This is my final column for Real Change. I’m looking forward to handing it over to younger voices and multiple voices. I’m also full of gratitude that I have been entrusted with this space for the past few years. I am particularly grateful for editors Rosette Royale and Aaron Burkhalter, both of whom made my writing better. I also want to express oodles of gratitude to Tim Harris, whom I consider one of the great heroes of this city. Tim is one of the kindest, most compassionate Christ-like people I have met. I am better because of his influence on my life.
And I certainly would be remiss if I didn’t express my deep appreciation toward those of you who read these columns, commented on them and engaged me in relationship. It is a humbling experience to know that someone else appreciates one’s efforts. You have strengthened my life, and I am grateful.
I suppose as a last word I should say something about the institution of religion. What religious institutions do best is to organize people to help people (and the earth), even as they continually lift up visionary words that a better world is possible. Everything else they do is pretty much of the devil.
There is, I believe, a deep primal spirituality in all of us. My assumption in life is that even the Dick Cheneys of the world carry within them the image of God. That is, we are created from benevolence for the purpose of benevolence. We are created out of goodness for goodness. But something happens to all of us. We lose connection with our original blessing. Usually this comes about through some form of suffering. We respond to our sufferings, and our loss of connection, by creating an identity, a personality, a role for our self in life. We get lost in our script and forget about our essence.
Religion, at its best, wakes us up from the matrix of illusion and deception we have fallen into. It reminds us that the all mighty I is a lie. Rather, life is a web of mutually dependent relationships. There is no I, there is only us. The point of life is to glue ourselves together, with the earth, in an adventure of love. And love is constant awareness of gratitude, kindness, compassion, the original goodness, happiness and joy of being alive. To love is the most difficult and the most ecstatic of all life’s journeys.
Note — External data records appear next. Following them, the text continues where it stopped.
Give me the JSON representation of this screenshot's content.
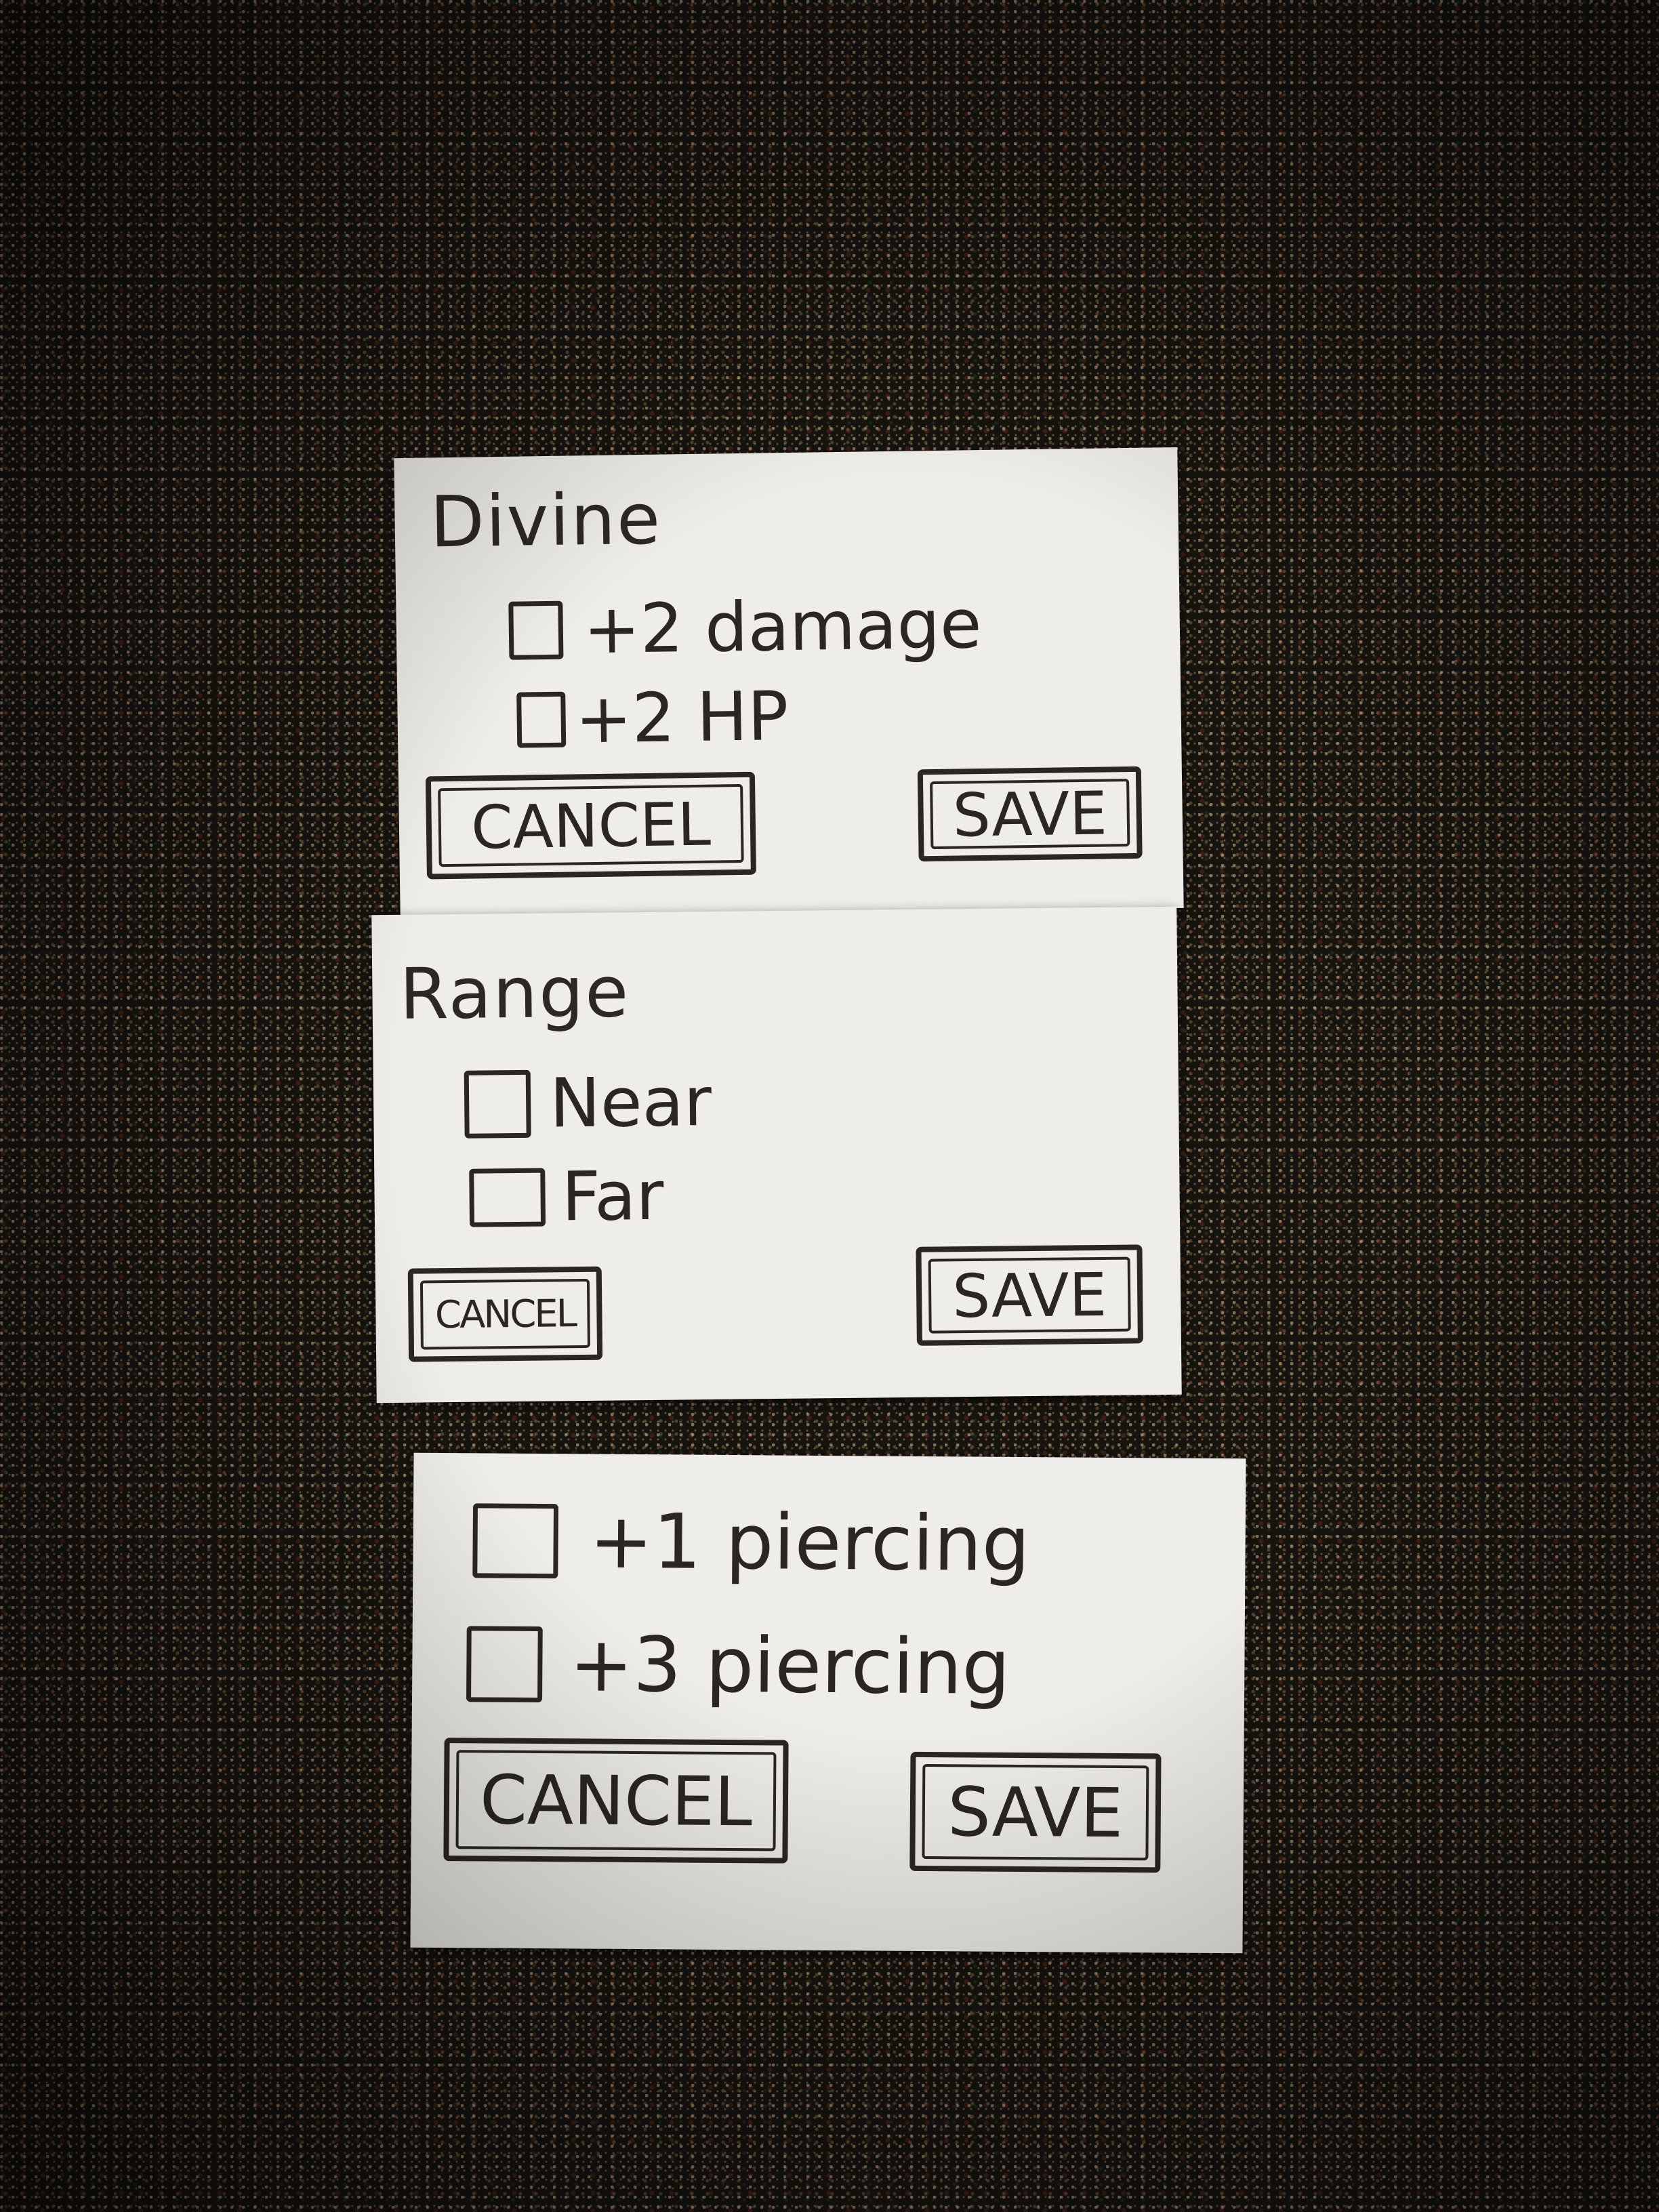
{
  "cards": [
    {
      "title": "Divine",
      "options": [
        "+2 damage",
        "+2 HP"
      ],
      "cancel_label": "CANCEL",
      "save_label": "SAVE"
    },
    {
      "title": "Range",
      "options": [
        "Near",
        "Far"
      ],
      "cancel_label": "CANCEL",
      "save_label": "SAVE"
    },
    {
      "options": [
        "+1 piercing",
        "+3 piercing"
      ],
      "cancel_label": "CANCEL",
      "save_label": "SAVE"
    }
  ]
}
It is, I admit, almost impossible to stay awake to one’s original blessing in a world where we are asked to choose between Trump or Clinton. It’s hard to believe in goodness in a post-9/11 world of permanent war, including one’s own country as a terrorist nation. It is the heaviest of heavy lifts to dare assume that the neighbor can be trusted and has a right to be treated respectfully, especially in a world of commodification and class segregation. Like I said, it isn’t easy to love. It’s not easy to live as if one’s original blessing was more real than the Matrix-world we face daily.
Religion, at its best, teaches pathways both backward to our Source, but also forward toward our destiny. There are some who fall deeply into apathy and nihilism, masking their pain with ongoing cynicism and, dare I say it, narcissistic hedonism. But it doesn’t have to be this way. We can choose to greet the other as an us. We can choose to hold hands. We can choose to smile and to say hello. We can choose to help. We can choose solidarity. We can choose the light and, in doing so, the darkness fades away. Religion taught me this. It is why I remain a believer. It is why my last words will be these: The Christ in me greets the Christ in thee. May it always be.